On the replay value side, the game has some side-quests to be completed. Although they are not as numerous as in the first game, once you finish Sora's quest, you unlock a new mode that will let you play through the entire game again using Riku. The story is completely different, so die-hard fans of the series will definitely want to play this special mode. Although it is slightly different than the main story mode, the basics remain the same in battle and on the map.

Overall, Kingdom Hearts: Chain of Memories is a very solid game for the GBA. Fans of the first game, especially those wanting to know more about the fate of the characters, will definitely want a copy of Chain of Memories, even if that means buying a GameBoy Advance. The combat system is innovative, the gameplay and battle system are fairly easy to get used to, and the story really sets the table for Kingdom Hearts 2. With an average length of around 15 hours of gameplay and a special mode to unlock, you are sure to spend a lot of time playing this game.



Back

© 2003-2004 SQUARE ENIX CO. LTD.; Disney Interactive. All Rights Reserved.

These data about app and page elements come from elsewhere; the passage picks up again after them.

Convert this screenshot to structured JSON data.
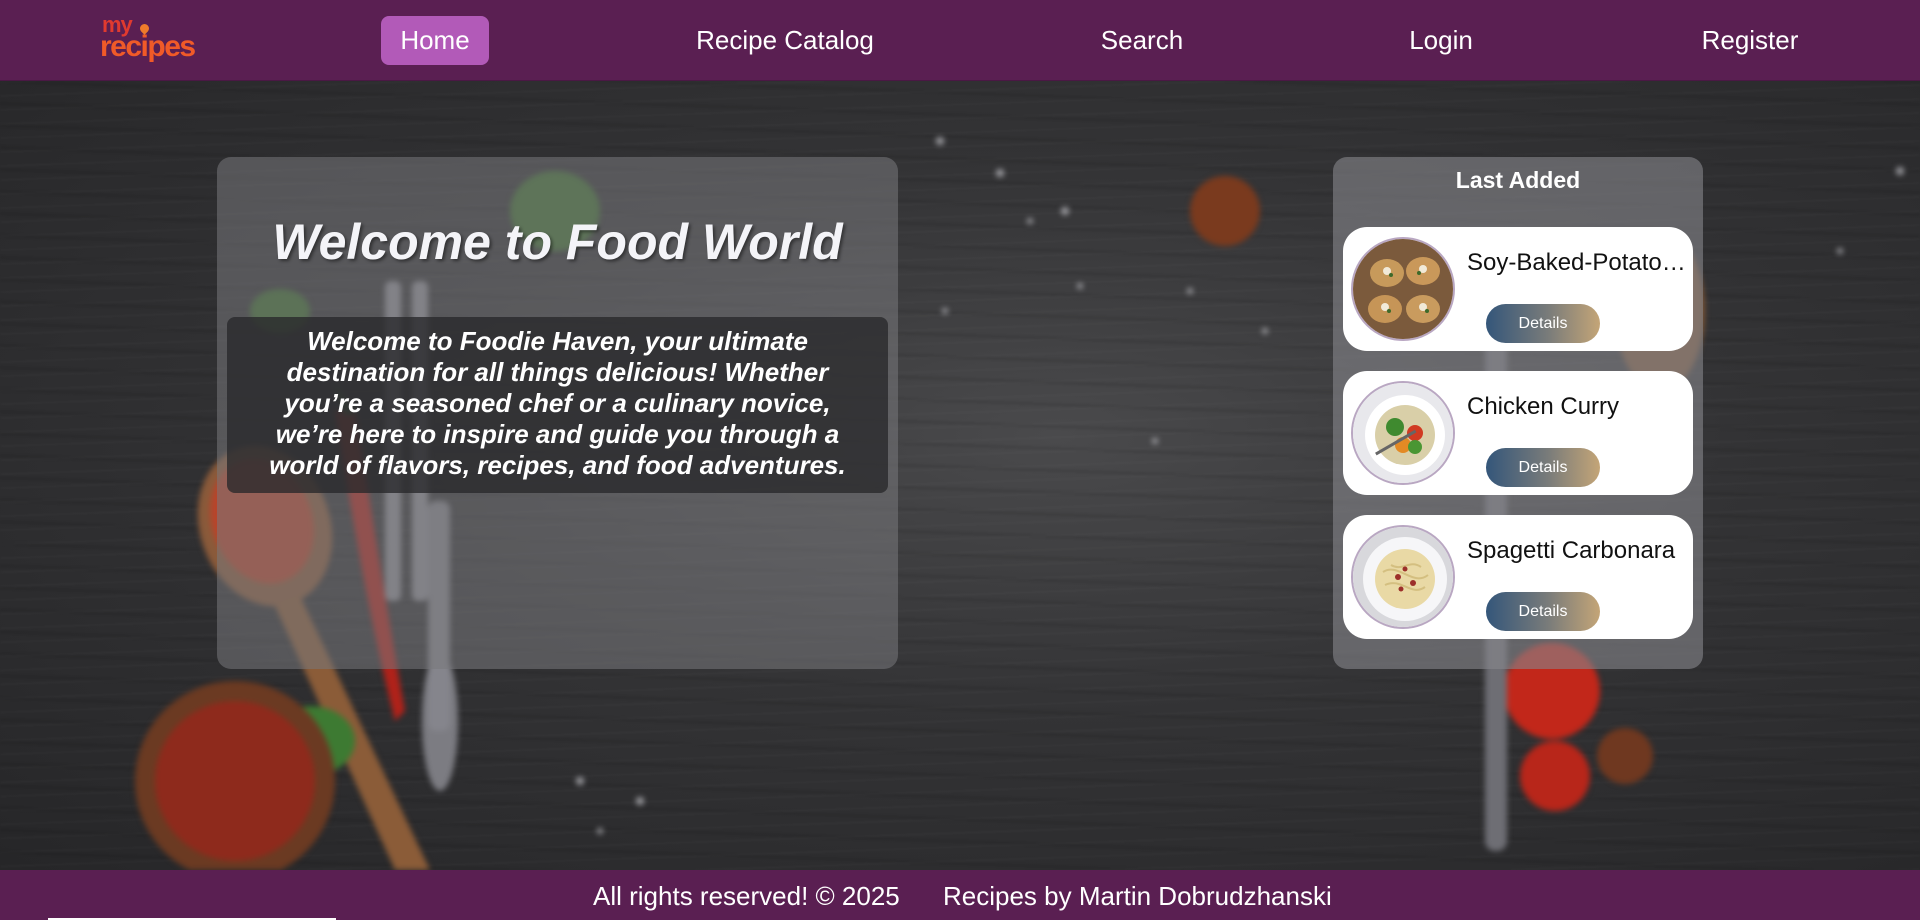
{
  "logo": {
    "line1": "my",
    "line2": "recipes"
  },
  "nav": {
    "items": [
      {
        "label": "Home",
        "active": true
      },
      {
        "label": "Recipe Catalog",
        "active": false
      },
      {
        "label": "Search",
        "active": false
      },
      {
        "label": "Login",
        "active": false
      },
      {
        "label": "Register",
        "active": false
      }
    ]
  },
  "welcome": {
    "heading": "Welcome to Food World",
    "intro": "Welcome to Foodie Haven, your ultimate destination for all things delicious! Whether you’re a seasoned chef or a culinary novice, we’re here to inspire and guide you through a world of flavors, recipes, and food adventures."
  },
  "last_added": {
    "title": "Last Added",
    "recipes": [
      {
        "name": "Soy-Baked-Potatoes",
        "button": "Details",
        "image": "baked-potatoes"
      },
      {
        "name": "Chicken Curry",
        "button": "Details",
        "image": "vegetable-bowl"
      },
      {
        "name": "Spagetti Carbonara",
        "button": "Details",
        "image": "pasta-plate"
      }
    ]
  },
  "footer": {
    "copyright": "All rights reserved! © 2025",
    "credit": "Recipes by Martin Dobrudzhanski"
  },
  "colors": {
    "header_bg": "#5a1f52",
    "nav_active_bg": "#b25ab8",
    "details_gradient_start": "#34567a",
    "details_gradient_end": "#c4a577"
  }
}
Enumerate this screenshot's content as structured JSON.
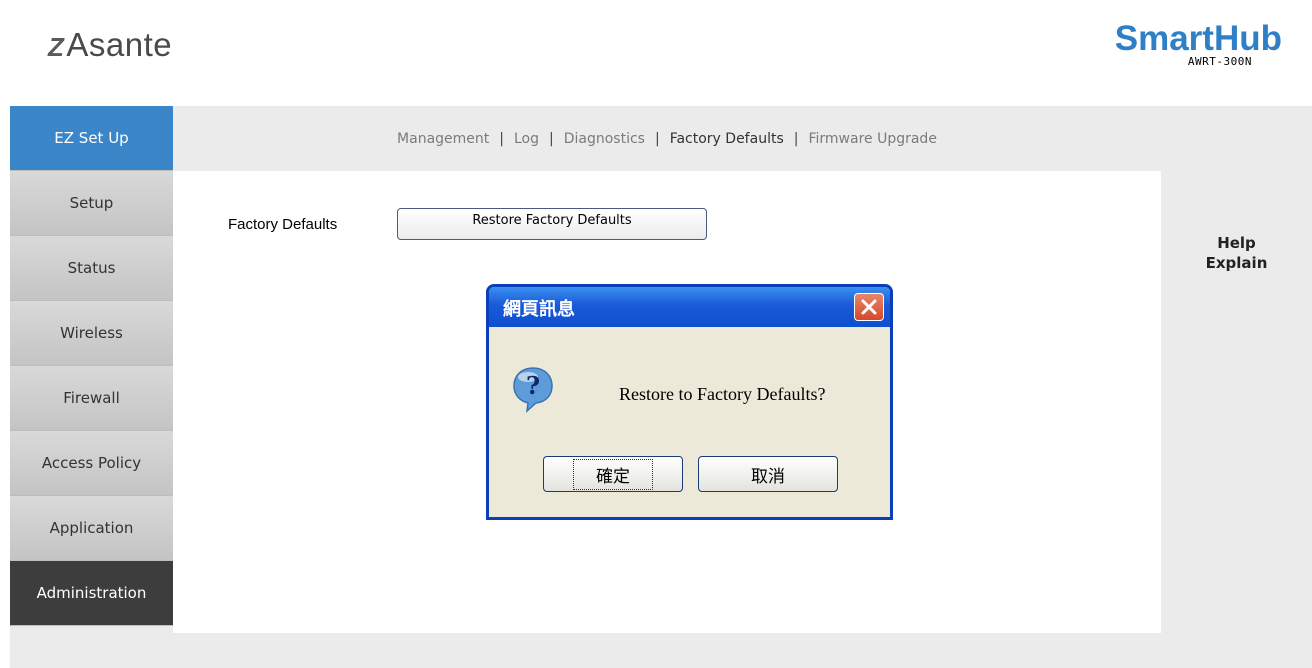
{
  "header": {
    "brand": "Asante",
    "product": "SmartHub",
    "model": "AWRT-300N"
  },
  "sidebar": {
    "items": [
      {
        "label": "EZ Set Up",
        "state": "active"
      },
      {
        "label": "Setup"
      },
      {
        "label": "Status"
      },
      {
        "label": "Wireless"
      },
      {
        "label": "Firewall"
      },
      {
        "label": "Access Policy"
      },
      {
        "label": "Application"
      },
      {
        "label": "Administration",
        "state": "dark"
      }
    ]
  },
  "tabs": {
    "items": [
      "Management",
      "Log",
      "Diagnostics",
      "Factory Defaults",
      "Firmware Upgrade"
    ],
    "selected": "Factory Defaults",
    "separator": "|"
  },
  "content": {
    "factory_label": "Factory Defaults",
    "restore_button": "Restore Factory Defaults"
  },
  "help": {
    "line1": "Help",
    "line2": "Explain"
  },
  "dialog": {
    "title": "網頁訊息",
    "message": "Restore to Factory Defaults?",
    "ok_label": "確定",
    "cancel_label": "取消"
  },
  "colors": {
    "accent_blue": "#3b86c8",
    "brand_blue": "#2f7fc6",
    "dialog_titlebar": "#1a5ad8",
    "close_red": "#d4492b"
  },
  "icons": [
    "asante-logo-icon",
    "close-icon",
    "question-icon"
  ]
}
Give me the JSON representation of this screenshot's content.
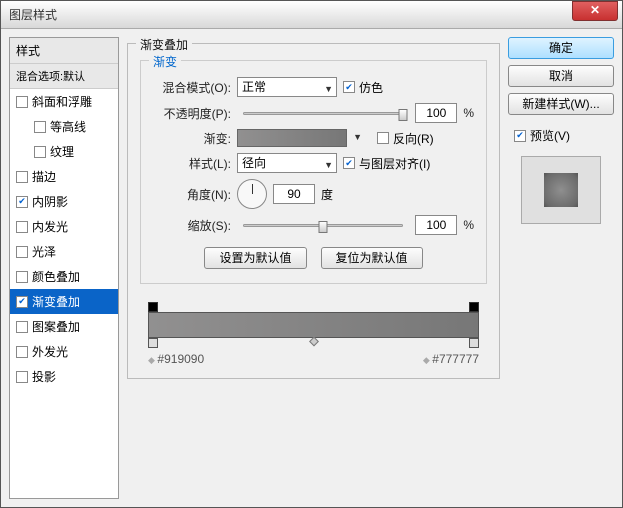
{
  "window": {
    "title": "图层样式"
  },
  "left": {
    "header": "样式",
    "sub": "混合选项:默认",
    "items": [
      {
        "label": "斜面和浮雕",
        "checked": false
      },
      {
        "label": "等高线",
        "checked": false,
        "indent": true
      },
      {
        "label": "纹理",
        "checked": false,
        "indent": true
      },
      {
        "label": "描边",
        "checked": false
      },
      {
        "label": "内阴影",
        "checked": true
      },
      {
        "label": "内发光",
        "checked": false
      },
      {
        "label": "光泽",
        "checked": false
      },
      {
        "label": "颜色叠加",
        "checked": false
      },
      {
        "label": "渐变叠加",
        "checked": true,
        "selected": true
      },
      {
        "label": "图案叠加",
        "checked": false
      },
      {
        "label": "外发光",
        "checked": false
      },
      {
        "label": "投影",
        "checked": false
      }
    ]
  },
  "main": {
    "group_title": "渐变叠加",
    "inner_title": "渐变",
    "blend_label": "混合模式(O):",
    "blend_value": "正常",
    "dither_label": "仿色",
    "opacity_label": "不透明度(P):",
    "opacity_value": "100",
    "pct": "%",
    "gradient_label": "渐变:",
    "reverse_label": "反向(R)",
    "style_label": "样式(L):",
    "style_value": "径向",
    "align_label": "与图层对齐(I)",
    "angle_label": "角度(N):",
    "angle_value": "90",
    "angle_unit": "度",
    "scale_label": "缩放(S):",
    "scale_value": "100",
    "btn_default": "设置为默认值",
    "btn_reset": "复位为默认值",
    "grad_left": "#919090",
    "grad_right": "#777777"
  },
  "right": {
    "ok": "确定",
    "cancel": "取消",
    "newstyle": "新建样式(W)...",
    "preview_label": "预览(V)"
  },
  "chart_data": {
    "type": "gradient",
    "stops": [
      {
        "position": 0,
        "color": "#919090"
      },
      {
        "position": 100,
        "color": "#777777"
      }
    ]
  }
}
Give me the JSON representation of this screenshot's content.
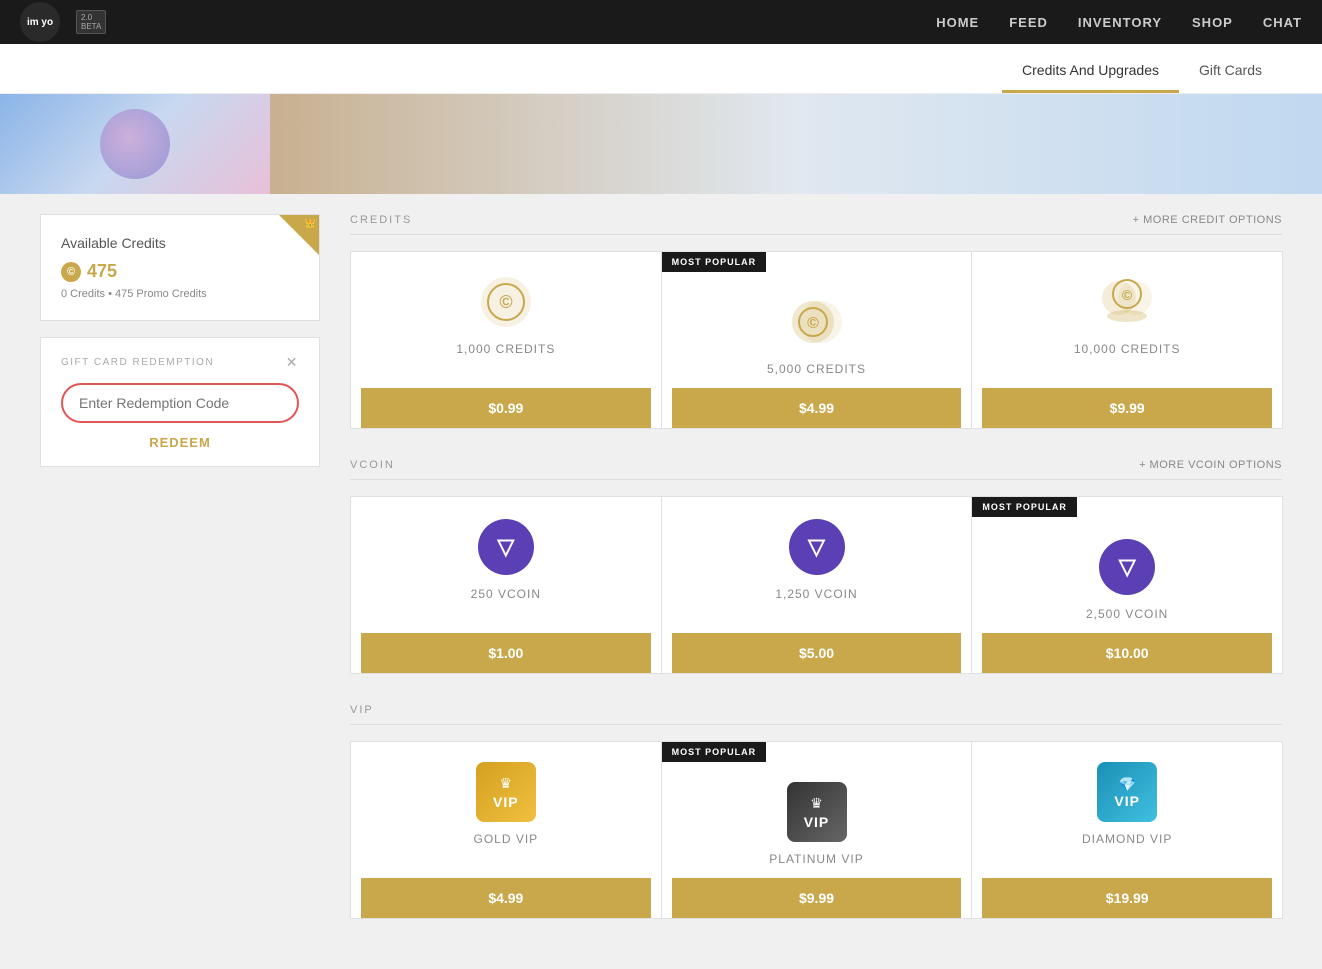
{
  "header": {
    "logo_text": "im\nyo",
    "beta_label": "2.0\nBETA",
    "nav_items": [
      "HOME",
      "FEED",
      "INVENTORY",
      "SHOP",
      "CHAT"
    ]
  },
  "sub_nav": {
    "items": [
      {
        "label": "Credits And Upgrades",
        "active": true
      },
      {
        "label": "Gift Cards",
        "active": false
      }
    ]
  },
  "credits": {
    "title": "Available Credits",
    "amount": "475",
    "icon": "©",
    "detail": "0 Credits • 475 Promo Credits"
  },
  "gift_card": {
    "label": "GIFT CARD REDEMPTION",
    "placeholder": "Enter Redemption Code",
    "redeem_label": "REDEEM"
  },
  "credits_section": {
    "title": "CREDITS",
    "more_options": "+ MORE CREDIT OPTIONS",
    "products": [
      {
        "name": "1,000 CREDITS",
        "price": "$0.99",
        "most_popular": false,
        "icon_type": "coin-single"
      },
      {
        "name": "5,000 CREDITS",
        "price": "$4.99",
        "most_popular": true,
        "icon_type": "coin-double"
      },
      {
        "name": "10,000 CREDITS",
        "price": "$9.99",
        "most_popular": false,
        "icon_type": "coin-stack"
      }
    ]
  },
  "vcoin_section": {
    "title": "VCOIN",
    "more_options": "+ MORE VCOIN OPTIONS",
    "products": [
      {
        "name": "250 VCOIN",
        "price": "$1.00",
        "most_popular": false
      },
      {
        "name": "1,250 VCOIN",
        "price": "$5.00",
        "most_popular": false
      },
      {
        "name": "2,500 VCOIN",
        "price": "$10.00",
        "most_popular": true
      }
    ]
  },
  "vip_section": {
    "title": "VIP",
    "products": [
      {
        "name": "GOLD VIP",
        "price": "$4.99",
        "most_popular": false,
        "type": "gold"
      },
      {
        "name": "PLATINUM VIP",
        "price": "$9.99",
        "most_popular": true,
        "type": "platinum"
      },
      {
        "name": "DIAMOND VIP",
        "price": "$19.99",
        "most_popular": false,
        "type": "diamond"
      }
    ]
  }
}
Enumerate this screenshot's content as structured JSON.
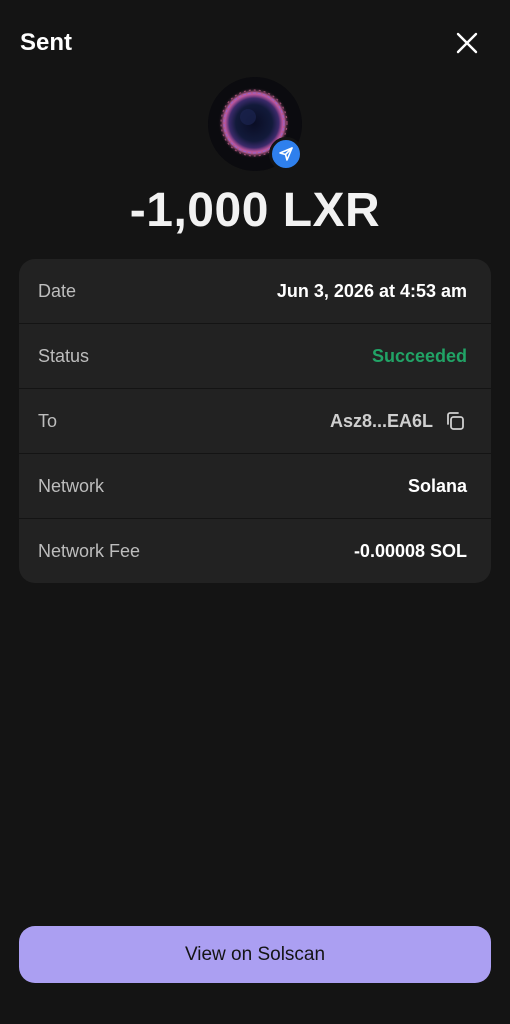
{
  "header": {
    "title": "Sent",
    "close_icon": "close-icon"
  },
  "token": {
    "avatar_icon": "token-avatar",
    "badge_icon": "paper-plane-icon",
    "badge_color": "#2f80ed",
    "amount": "-1,000 LXR"
  },
  "details": {
    "rows": [
      {
        "label": "Date",
        "value": "Jun 3, 2026 at 4:53 am"
      },
      {
        "label": "Status",
        "value": "Succeeded",
        "color": "#21a366"
      },
      {
        "label": "To",
        "value": "Asz8...EA6L",
        "icon": "copy-icon"
      },
      {
        "label": "Network",
        "value": "Solana"
      },
      {
        "label": "Network Fee",
        "value": "-0.00008 SOL"
      }
    ]
  },
  "footer": {
    "button_label": "View on Solscan",
    "button_color": "#ab9ff2"
  }
}
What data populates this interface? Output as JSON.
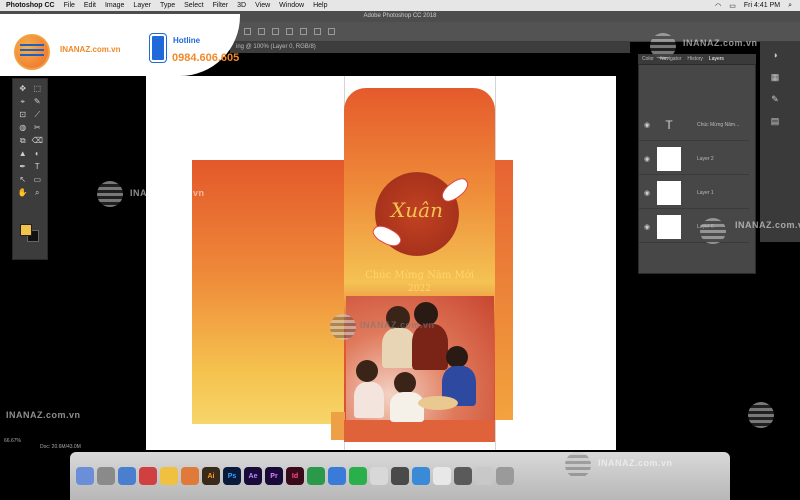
{
  "menubar": {
    "app": "Photoshop CC",
    "items": [
      "File",
      "Edit",
      "Image",
      "Layer",
      "Type",
      "Select",
      "Filter",
      "3D",
      "View",
      "Window",
      "Help"
    ],
    "clock": "Fri 4:41 PM"
  },
  "window": {
    "title": "Adobe Photoshop CC 2018",
    "doc_tab": "ing @ 100% (Layer 0, RGB/8)"
  },
  "banner": {
    "brand": "INANAZ.com.vn",
    "hotline_label": "Hotline",
    "hotline_number": "0984.606.605"
  },
  "watermarks": {
    "text": "INANAZ.com.vn",
    "short": "INANAZ.com.vn"
  },
  "envelope": {
    "emblem_text": "Xuân",
    "greeting": "Chúc Mừng Năm Mới",
    "year": "2022"
  },
  "layers_panel": {
    "tabs": [
      "Color",
      "Navigator",
      "History",
      "Layers"
    ],
    "active_tab": "Layers",
    "layers": [
      {
        "name": "Chúc Mừng Năm...",
        "kind": "text"
      },
      {
        "name": "Layer 2",
        "kind": "image"
      },
      {
        "name": "Layer 1",
        "kind": "image"
      },
      {
        "name": "Layer 0",
        "kind": "image"
      }
    ]
  },
  "status": {
    "zoom": "66.67%",
    "doc": "Doc: 20.6M/43.0M"
  },
  "tools": [
    "✥",
    "⬚",
    "⌖",
    "✎",
    "⊡",
    "⟋",
    "◍",
    "✂",
    "⧉",
    "⌫",
    "▲",
    "◐",
    "✒",
    "T",
    "↖",
    "▭",
    "✋",
    "⌕"
  ],
  "dock": {
    "apps": [
      "Ai",
      "Ps",
      "Ae",
      "Pr",
      "Id"
    ]
  },
  "colors": {
    "accent": "#f08a2a",
    "hotline_blue": "#1e6ad8",
    "foreground": "#f2c24a",
    "background": "#111111"
  }
}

Featured Content
The Incredible Adventures of Van Helsing II Preview
The Incredible Adventures of Van Helsing II
Preview
Conception II: Children of the Seven Stars Review
Conception II: Children of the Seven Stars
Review
Broken Age: Act I Review
Broken Age: Act I
Review
Ether One Review
Ether One
Review
memória! / The Very Best of Yoko Shimomura
memória / The Very Best of Yoko Shimomura
Album Review
The Wolf Among Us: Episode 3 Review
The Wolf Among Us: Episode 3
Review
Diablo III: Reaper of Souls Review Journal Part 2
Diablo III: Reaper of Souls
Review Journal Part 2